Assignment: Please return all lines of the data below containing the string "earlier".

═════ Records supplied

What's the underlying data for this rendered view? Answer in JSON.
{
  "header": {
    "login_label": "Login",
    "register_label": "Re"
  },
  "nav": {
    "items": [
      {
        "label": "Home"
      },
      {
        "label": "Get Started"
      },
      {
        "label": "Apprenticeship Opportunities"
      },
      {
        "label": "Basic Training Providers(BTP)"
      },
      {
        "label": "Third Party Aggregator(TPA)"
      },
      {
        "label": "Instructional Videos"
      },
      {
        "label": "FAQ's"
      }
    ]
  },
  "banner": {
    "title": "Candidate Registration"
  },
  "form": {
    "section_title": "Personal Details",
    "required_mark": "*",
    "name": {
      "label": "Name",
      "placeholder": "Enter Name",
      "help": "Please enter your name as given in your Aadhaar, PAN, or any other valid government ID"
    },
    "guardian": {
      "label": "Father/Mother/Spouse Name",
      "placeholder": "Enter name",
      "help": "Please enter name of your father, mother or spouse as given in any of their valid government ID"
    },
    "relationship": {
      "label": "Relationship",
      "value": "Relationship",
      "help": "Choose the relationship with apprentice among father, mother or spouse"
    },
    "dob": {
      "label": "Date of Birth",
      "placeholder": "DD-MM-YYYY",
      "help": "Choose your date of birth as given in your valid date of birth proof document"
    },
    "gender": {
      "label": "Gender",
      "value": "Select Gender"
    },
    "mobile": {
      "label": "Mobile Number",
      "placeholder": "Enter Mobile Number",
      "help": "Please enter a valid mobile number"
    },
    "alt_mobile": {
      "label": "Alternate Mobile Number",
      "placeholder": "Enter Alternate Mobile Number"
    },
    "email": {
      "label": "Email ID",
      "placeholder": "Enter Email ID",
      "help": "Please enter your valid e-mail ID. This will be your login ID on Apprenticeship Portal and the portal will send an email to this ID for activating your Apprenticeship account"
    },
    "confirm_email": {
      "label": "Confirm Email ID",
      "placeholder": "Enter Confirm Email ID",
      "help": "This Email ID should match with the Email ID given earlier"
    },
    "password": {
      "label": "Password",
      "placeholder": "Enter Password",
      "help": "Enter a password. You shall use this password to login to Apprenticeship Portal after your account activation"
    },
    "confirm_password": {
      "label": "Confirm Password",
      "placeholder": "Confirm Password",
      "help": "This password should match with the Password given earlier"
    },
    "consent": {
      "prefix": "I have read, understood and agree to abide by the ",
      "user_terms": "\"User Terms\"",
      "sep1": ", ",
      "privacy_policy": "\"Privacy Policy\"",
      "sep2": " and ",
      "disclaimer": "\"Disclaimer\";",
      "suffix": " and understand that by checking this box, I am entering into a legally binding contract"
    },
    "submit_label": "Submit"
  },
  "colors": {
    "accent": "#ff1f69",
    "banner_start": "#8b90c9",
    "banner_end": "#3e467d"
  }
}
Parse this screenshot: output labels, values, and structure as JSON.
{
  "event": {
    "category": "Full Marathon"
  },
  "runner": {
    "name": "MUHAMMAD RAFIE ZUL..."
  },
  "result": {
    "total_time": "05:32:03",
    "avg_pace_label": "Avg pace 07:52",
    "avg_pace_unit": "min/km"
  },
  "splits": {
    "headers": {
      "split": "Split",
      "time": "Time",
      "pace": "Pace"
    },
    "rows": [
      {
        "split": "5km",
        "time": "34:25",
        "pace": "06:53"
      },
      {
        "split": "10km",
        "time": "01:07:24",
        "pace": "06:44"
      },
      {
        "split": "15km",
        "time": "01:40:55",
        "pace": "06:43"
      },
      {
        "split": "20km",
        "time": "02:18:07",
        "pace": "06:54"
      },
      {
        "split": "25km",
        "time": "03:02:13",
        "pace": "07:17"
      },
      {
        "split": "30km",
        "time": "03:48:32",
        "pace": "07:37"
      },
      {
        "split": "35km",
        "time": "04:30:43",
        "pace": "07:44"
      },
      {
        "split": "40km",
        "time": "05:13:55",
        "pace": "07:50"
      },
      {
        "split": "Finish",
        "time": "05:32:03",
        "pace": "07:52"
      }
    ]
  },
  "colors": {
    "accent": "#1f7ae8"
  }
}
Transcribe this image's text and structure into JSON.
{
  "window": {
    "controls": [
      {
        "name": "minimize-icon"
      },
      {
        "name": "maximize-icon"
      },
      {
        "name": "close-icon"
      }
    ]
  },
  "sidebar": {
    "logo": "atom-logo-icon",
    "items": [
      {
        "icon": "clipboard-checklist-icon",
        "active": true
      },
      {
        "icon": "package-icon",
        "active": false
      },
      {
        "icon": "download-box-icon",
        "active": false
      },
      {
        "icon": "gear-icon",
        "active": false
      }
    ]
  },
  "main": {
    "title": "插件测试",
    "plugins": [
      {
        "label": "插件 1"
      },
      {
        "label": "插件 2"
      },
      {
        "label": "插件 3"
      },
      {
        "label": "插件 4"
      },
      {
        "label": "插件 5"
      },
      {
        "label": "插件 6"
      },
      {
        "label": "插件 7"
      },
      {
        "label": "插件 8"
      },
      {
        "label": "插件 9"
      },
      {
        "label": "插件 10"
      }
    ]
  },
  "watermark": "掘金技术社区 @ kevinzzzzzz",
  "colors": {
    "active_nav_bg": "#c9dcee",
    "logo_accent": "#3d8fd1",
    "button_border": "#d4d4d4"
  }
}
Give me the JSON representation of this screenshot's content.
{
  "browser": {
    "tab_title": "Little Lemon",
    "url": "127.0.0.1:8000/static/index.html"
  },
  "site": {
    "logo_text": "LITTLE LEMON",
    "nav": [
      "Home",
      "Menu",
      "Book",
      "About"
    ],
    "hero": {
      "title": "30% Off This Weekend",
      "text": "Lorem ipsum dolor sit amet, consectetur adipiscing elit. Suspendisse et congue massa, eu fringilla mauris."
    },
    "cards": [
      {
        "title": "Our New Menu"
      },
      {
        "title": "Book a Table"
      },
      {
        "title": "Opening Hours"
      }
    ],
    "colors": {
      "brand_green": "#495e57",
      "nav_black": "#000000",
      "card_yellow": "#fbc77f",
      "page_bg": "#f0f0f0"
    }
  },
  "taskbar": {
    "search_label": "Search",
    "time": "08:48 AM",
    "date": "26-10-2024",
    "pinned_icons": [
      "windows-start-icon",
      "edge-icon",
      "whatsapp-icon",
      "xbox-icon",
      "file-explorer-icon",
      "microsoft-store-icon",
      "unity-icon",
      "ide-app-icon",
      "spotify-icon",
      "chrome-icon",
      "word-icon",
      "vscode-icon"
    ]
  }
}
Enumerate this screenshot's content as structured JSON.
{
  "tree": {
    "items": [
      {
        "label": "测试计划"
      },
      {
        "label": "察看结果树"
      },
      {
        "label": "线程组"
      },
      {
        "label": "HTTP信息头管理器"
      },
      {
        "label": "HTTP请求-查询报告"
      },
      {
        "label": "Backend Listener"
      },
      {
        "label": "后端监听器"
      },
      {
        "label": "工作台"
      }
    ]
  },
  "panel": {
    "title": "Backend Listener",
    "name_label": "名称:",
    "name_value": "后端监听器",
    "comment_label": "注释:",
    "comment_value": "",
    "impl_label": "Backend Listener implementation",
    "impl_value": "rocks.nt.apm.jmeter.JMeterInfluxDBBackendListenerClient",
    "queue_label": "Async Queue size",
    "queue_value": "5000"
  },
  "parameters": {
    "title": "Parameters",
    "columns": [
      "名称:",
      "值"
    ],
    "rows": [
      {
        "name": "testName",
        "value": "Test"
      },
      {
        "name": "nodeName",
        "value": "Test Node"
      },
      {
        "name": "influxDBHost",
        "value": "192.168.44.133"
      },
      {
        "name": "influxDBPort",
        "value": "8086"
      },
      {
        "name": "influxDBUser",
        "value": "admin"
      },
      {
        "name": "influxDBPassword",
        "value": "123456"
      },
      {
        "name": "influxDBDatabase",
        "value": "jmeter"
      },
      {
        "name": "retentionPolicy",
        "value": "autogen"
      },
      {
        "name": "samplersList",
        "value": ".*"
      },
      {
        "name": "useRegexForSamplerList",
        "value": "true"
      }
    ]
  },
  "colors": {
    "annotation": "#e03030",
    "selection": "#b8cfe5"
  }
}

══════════

Written answer:
      "help": "This Email ID should match with the Email ID given earlier"
      "help": "This password should match with the Password given earlier"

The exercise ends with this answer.